Belgian Exhibit Honors Hoover's WWI Effort Herbert Hoover's reputation suffered in the U.S. as the Great Depression struck. But in Belgium, he's still seen as a national savior for organizing a World War I relief effort credited with saving millions from starving.
NPR logo

Belgian Exhibit Honors Hoover's WWI Effort

  • Download
  • <iframe src="https://www.npr.org/player/embed/6471882/6471883" width="100%" height="290" frameborder="0" scrolling="no" title="NPR embedded audio player">
  • Transcript
Belgian Exhibit Honors Hoover's WWI Effort

Belgian Exhibit Honors Hoover's WWI Effort

  • Download
  • <iframe src="https://www.npr.org/player/embed/6471882/6471883" width="100%" height="290" frameborder="0" scrolling="no" title="NPR embedded audio player">
  • Transcript

LYNN NEARY, Host:

Today is Armistice Day in Europe, marking the end of the First World War 88 years ago. In Belgium this year, the memories of the war are linked to a remembrance of America's 31st president, Herbert Hoover. Although his presidency during the Great Depression left him with a mixed reputation at best in this country, Hoover is remembered as a hero in Belgium, where a new exhibition recalls how he saved the country from starvation during the Great War. Eleanor Beardsley reports from Brussels.

ELEANOR BEARDSLEY: George Nash is a historian and biographer of Hoover.

GEORGE NASH: It was the largest relief operation the world had ever seen to date. Never before in human history had an entire country been fed during war when it was already occupied by a conquering army.

BEARDSLEY: Unidentified Man: By the end of September, city-dwellers and workers are the first to view the twin impacts of hunger and rising insecurity.

(SOUNDBITE OF EXHIBIT)

BEARDSLEY: Christophe Guyeta(ph) is the exhibit's curator.
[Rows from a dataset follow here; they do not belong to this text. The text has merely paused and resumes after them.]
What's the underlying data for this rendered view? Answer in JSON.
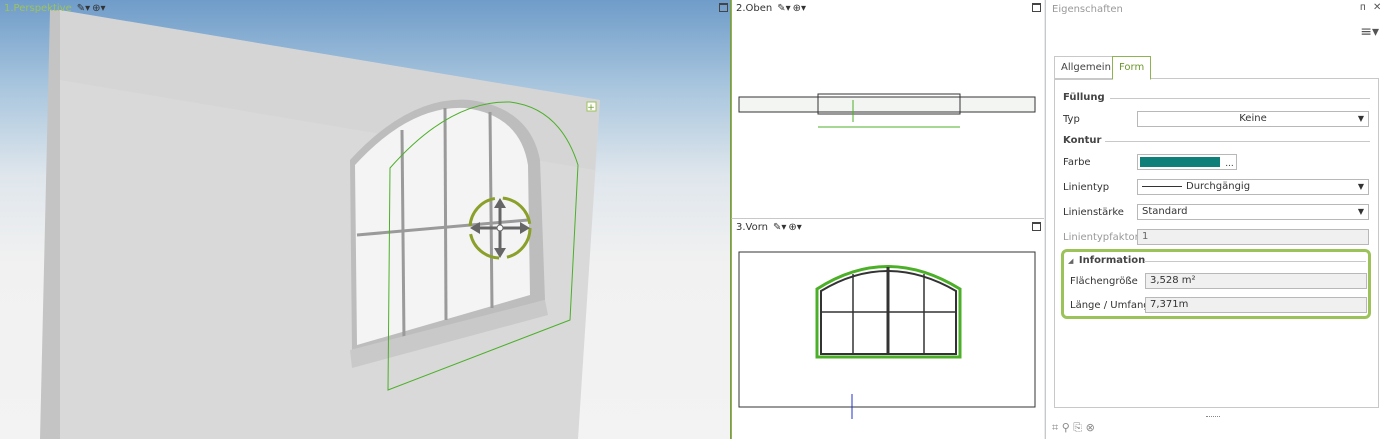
{
  "viewports": {
    "perspective": {
      "label": "1.Perspektive",
      "accent": "#9cc35a"
    },
    "top": {
      "label": "2.Oben"
    },
    "front": {
      "label": "3.Vorn"
    }
  },
  "panel": {
    "title": "Eigenschaften",
    "pin_glyph": "ᴨ",
    "close_glyph": "✕",
    "tabs": [
      "Allgemein",
      "Form"
    ],
    "active_tab": "Form",
    "fill_section": "Füllung",
    "type_label": "Typ",
    "type_value": "Keine",
    "contour_section": "Kontur",
    "color_label": "Farbe",
    "color_value": "#0f7f7a",
    "color_more": "...",
    "linetype_label": "Linientyp",
    "linetype_value": "Durchgängig",
    "linewidth_label": "Linienstärke",
    "linewidth_value": "Standard",
    "linefactor_label": "Linientypfaktor",
    "linefactor_value": "1",
    "info_section": "Information",
    "area_label": "Flächengröße",
    "area_value": "3,528 m²",
    "length_label": "Länge / Umfang",
    "length_value": "7,371m"
  }
}
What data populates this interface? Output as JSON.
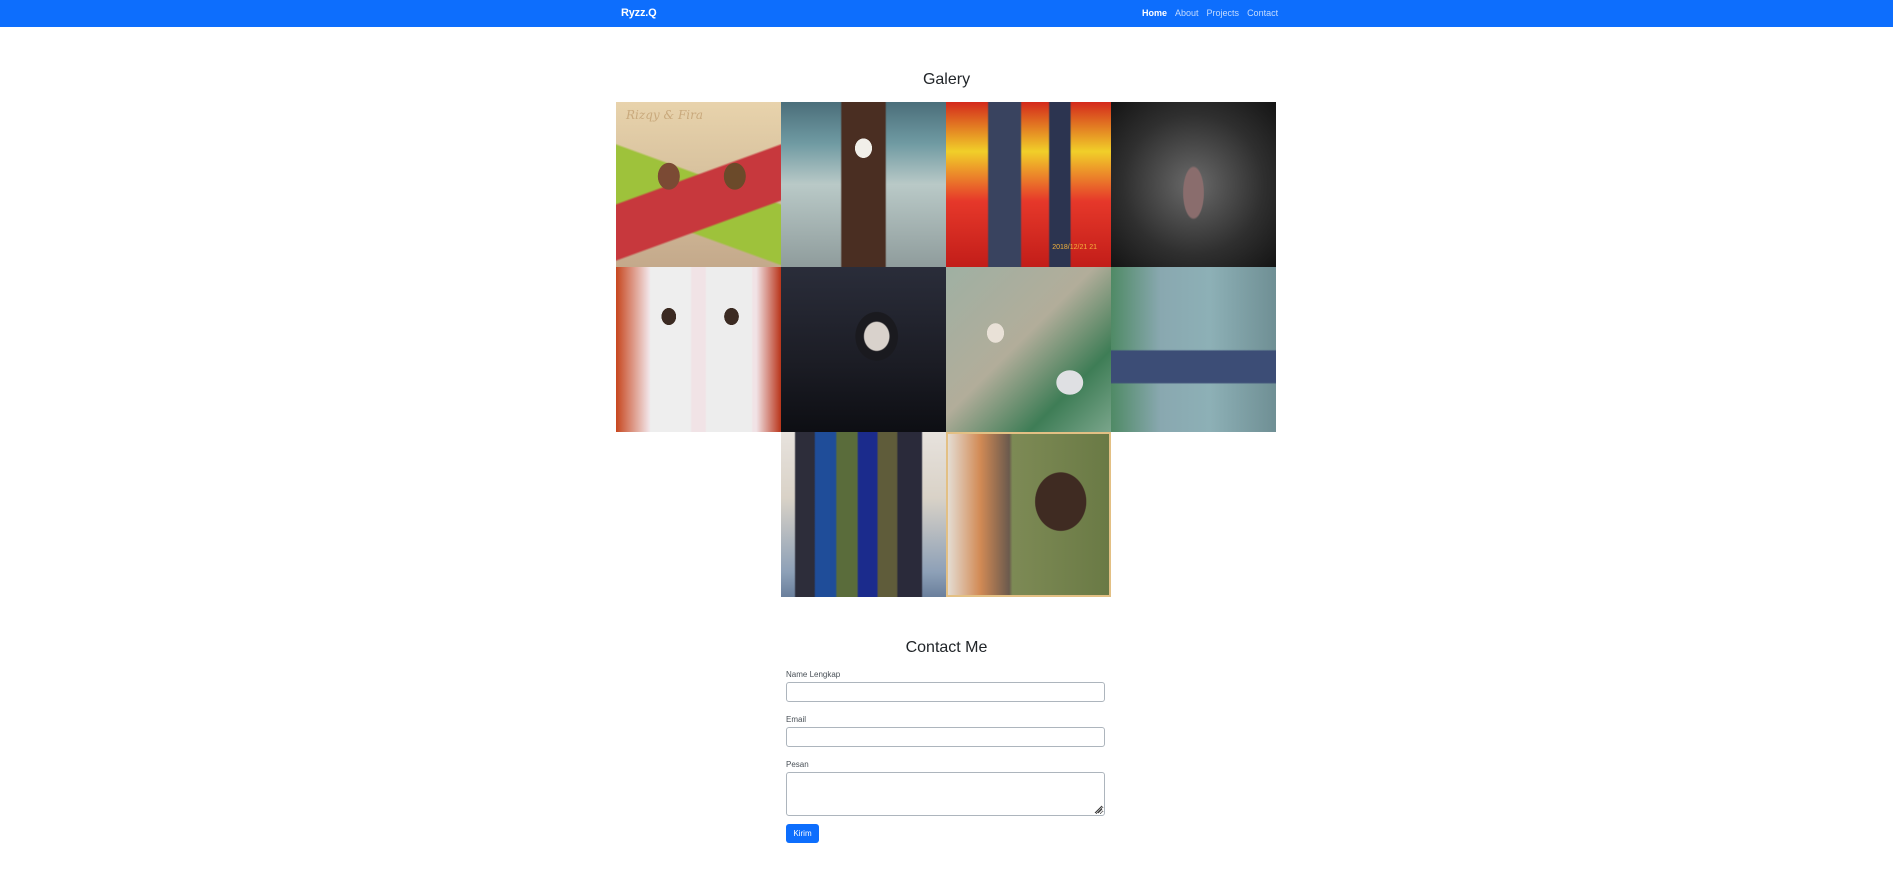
{
  "navbar": {
    "brand": "Ryzz.Q",
    "links": [
      {
        "label": "Home",
        "active": true
      },
      {
        "label": "About",
        "active": false
      },
      {
        "label": "Projects",
        "active": false
      },
      {
        "label": "Contact",
        "active": false
      }
    ],
    "background_color": "#0d6efd"
  },
  "gallery": {
    "title": "Galery",
    "photos": [
      {
        "overlay_text": "Rizqy & Fira"
      },
      {
        "overlay_text": ""
      },
      {
        "overlay_text": "2018/12/21 21"
      },
      {
        "overlay_text": ""
      },
      {
        "overlay_text": ""
      },
      {
        "overlay_text": ""
      },
      {
        "overlay_text": ""
      },
      {
        "overlay_text": ""
      },
      {
        "overlay_text": ""
      },
      {
        "overlay_text": ""
      }
    ]
  },
  "contact": {
    "title": "Contact Me",
    "name_label": "Name Lengkap",
    "name_value": "",
    "email_label": "Email",
    "email_value": "",
    "message_label": "Pesan",
    "message_value": "",
    "submit_label": "Kirim"
  }
}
CHRISTOPHE GUYETA: (Through translator) Herbert Hoover was a master communicator. A whole campaign was launched in the U.S. and in other countries to show Belgium's distress. The American people were moved by these posters and by the Belgians' suffering, and the campaign worked because the Americans gave generously.

BEARDSLEY: Hoover was given diplomatic immunity and able to travel freely between the combatants, but Hoover's forceful and direct manner was anything but diplomatic when he needed to get his provisions through. Tom Korogolos is America's ambassador to Belgium.

TOM KOROGOLOS: He stretched a lot of legal and diplomatic niceties. He would do things, try and get the State Department and the government to move on them. And when it took too long, he would blandly write a press release, give it to New York Times and say, here's what happening, and Washington would faint and say, gee, I guess we better do it.

BEARDSLEY: Unidentified Girl (Pete Vincent's(ph) Daughter): (Foreign language spoken)

PETE VINCENT: (Foreign language spoken)

BEARDSLEY: In the small community of Overijse(ph), just south of Brussels, Pete Vincent talks to his daughter about Herbert Hoover. He's the president of the local history club and shows a photo taken in a food distribution center during World War I.

VINCENT: See this photo (unintelligible) in Overthem(ph) in 1915, and you distributed all these things we have received from our friends in the States, is here occupied territory. And what we see here? The American flag. You see this? It's very important, eh?

BEARDSLEY: For NPR News, I'm Eleanor Beardsley in Brussels.

Copyright © 2006 NPR. All rights reserved. Visit our website terms of use and permissions pages at www.npr.org for further information.

NPR transcripts are created on a rush deadline by Verb8tm, Inc., an NPR contractor, and produced using a proprietary transcription process developed with NPR. This text may not be in its final form and may be updated or revised in the future. Accuracy and availability may vary. The authoritative record of NPR’s programming is the audio record.